The students also have more allies: the shopkeepers who allegedly join the strike by closing their stores, the so-called reformist politicians who come from the Khatami and Mousavi milieu, and, none other than the Sunni clergy...who support the Taliban while simultaneously talking about the need for a referendum. It is an alliance does not fail to have its contradictions.
In any case, despite the calls for moderation of the reformists... the demand for a referendum and for a coalition of patriotic political organizations to represent the nation and negotiate with other free nations of the world, is just as present among the students as among the opposition elite.
And these are demands that clash directly with the objectives of the workers and their strikes.
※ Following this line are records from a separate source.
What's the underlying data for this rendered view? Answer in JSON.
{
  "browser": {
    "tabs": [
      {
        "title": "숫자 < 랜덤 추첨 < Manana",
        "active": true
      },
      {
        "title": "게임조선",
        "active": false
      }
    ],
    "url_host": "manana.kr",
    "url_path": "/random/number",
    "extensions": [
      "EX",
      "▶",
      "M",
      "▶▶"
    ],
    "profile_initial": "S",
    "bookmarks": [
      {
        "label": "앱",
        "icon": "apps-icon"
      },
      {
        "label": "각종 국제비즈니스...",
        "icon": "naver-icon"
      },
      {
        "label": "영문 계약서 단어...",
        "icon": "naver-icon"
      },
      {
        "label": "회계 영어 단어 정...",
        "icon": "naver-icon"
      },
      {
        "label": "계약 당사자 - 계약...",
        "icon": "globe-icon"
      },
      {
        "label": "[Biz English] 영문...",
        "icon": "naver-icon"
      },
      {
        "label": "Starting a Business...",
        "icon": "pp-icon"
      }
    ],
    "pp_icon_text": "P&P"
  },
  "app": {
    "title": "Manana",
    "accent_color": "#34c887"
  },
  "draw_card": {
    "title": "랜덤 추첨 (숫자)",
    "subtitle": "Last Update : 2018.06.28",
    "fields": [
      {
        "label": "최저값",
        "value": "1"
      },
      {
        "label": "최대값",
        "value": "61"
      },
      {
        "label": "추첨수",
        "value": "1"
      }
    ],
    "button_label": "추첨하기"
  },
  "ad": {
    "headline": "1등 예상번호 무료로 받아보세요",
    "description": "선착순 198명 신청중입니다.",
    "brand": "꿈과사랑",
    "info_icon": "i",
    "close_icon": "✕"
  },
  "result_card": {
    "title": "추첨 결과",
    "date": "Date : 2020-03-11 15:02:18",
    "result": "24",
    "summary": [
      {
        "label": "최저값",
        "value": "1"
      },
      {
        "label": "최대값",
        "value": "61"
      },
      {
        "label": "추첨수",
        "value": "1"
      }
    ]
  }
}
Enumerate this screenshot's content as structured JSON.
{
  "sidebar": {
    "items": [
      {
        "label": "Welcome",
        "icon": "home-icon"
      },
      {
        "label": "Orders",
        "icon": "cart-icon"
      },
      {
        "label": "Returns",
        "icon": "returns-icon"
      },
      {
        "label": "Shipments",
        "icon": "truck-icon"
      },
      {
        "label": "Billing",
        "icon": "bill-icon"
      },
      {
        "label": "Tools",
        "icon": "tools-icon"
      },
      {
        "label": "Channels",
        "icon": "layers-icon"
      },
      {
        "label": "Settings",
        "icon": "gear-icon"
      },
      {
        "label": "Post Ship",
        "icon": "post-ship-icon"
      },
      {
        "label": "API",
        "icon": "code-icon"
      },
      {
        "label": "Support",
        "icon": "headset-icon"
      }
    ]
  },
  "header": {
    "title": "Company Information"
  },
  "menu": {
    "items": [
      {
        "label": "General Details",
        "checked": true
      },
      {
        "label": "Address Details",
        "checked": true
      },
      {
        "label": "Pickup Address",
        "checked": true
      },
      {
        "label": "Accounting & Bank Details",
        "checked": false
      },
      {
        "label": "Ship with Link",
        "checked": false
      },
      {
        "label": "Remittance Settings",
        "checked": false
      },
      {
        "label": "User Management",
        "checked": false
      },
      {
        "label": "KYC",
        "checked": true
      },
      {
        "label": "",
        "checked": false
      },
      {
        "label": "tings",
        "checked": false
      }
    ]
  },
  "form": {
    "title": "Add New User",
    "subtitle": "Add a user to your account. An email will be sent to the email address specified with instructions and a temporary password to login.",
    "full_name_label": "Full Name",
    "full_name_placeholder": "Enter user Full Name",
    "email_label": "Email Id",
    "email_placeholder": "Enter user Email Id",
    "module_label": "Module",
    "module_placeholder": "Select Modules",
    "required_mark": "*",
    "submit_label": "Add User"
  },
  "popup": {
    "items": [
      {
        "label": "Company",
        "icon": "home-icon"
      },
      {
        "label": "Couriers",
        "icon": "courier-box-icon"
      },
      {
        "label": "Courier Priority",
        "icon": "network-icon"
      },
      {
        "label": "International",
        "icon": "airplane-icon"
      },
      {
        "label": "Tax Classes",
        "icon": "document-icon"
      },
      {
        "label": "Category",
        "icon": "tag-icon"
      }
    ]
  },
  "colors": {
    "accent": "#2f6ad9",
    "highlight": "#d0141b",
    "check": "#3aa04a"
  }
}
Because to surrender to the will of the people, and to vindicate the nation, has a very concrete meaning. The nation is the bourgeoisie effectively directing the social body, while the people who are to renew it is the petty bourgeoisie. In practice, nation and people mask the subordination of the needs of the working class, which are the universal needs of the human species, to the will of a bourgeoisie and petty bourgeoisie which, in order to preserve itself multiplies working class poverty, [risks the health and lives of workers by reopening establishments during a virulent pandemic](https://kayhanlife. com/news/middle-east/business-as-usual-in-iran-as-malls-bazaars-reopen-amid-coronavirus/), degrades the conditions of the workers and represses any resistance, and even encourages terrorism and fans the flames of the bloodiest imperialism.
Solidarity strikes... with the petty bourgeoisie?
When it has not invisibilized the strikes to the point of denying them altogether, the international press has characterized the strikes which began in October as strikes of solidarity with the student protests. Paradoxically, it is a re-interpretation which converges to a certain extent with that of the government, which is interested in presenting the few strikes it admits the existence of as forming part of a mere economic struggle.
But it is enough to take a look at what the workers themselves say to see that it is all the contrary: the struggle of the workers in Iran to satisfy their basic needs is a political struggle.
- Strikes are neither an exclusively economic struggle of the workers of a given sector, nor are they mere symbolic gestures or demonstrations subordinated to the objectives of the street and university protests, as well as of the petty bourgeoisie that leads these protests.
- What we are seeing is a political struggle which pits the state and the bourgeois classes against the workers, who impose their needs, which are universal, above the demands of a capitalism which can only continue to deny them and which has nothing to offer but more misery and destruction, whether by impoverishing the workers even more to revive capital, by trying to drag them into war or by murdering them directly when they raise their heads in order to preserve itself.
- Combating the problems of unemployment, poverty, war or the discrimination of women is not within the reach of the "nation of Iran" or any other national capital, but of the only class capable of creating a world of abundance free of all oppression and exploitation, with a productive metabolism centered on the direct satisfaction of the needs of the human species as a whole.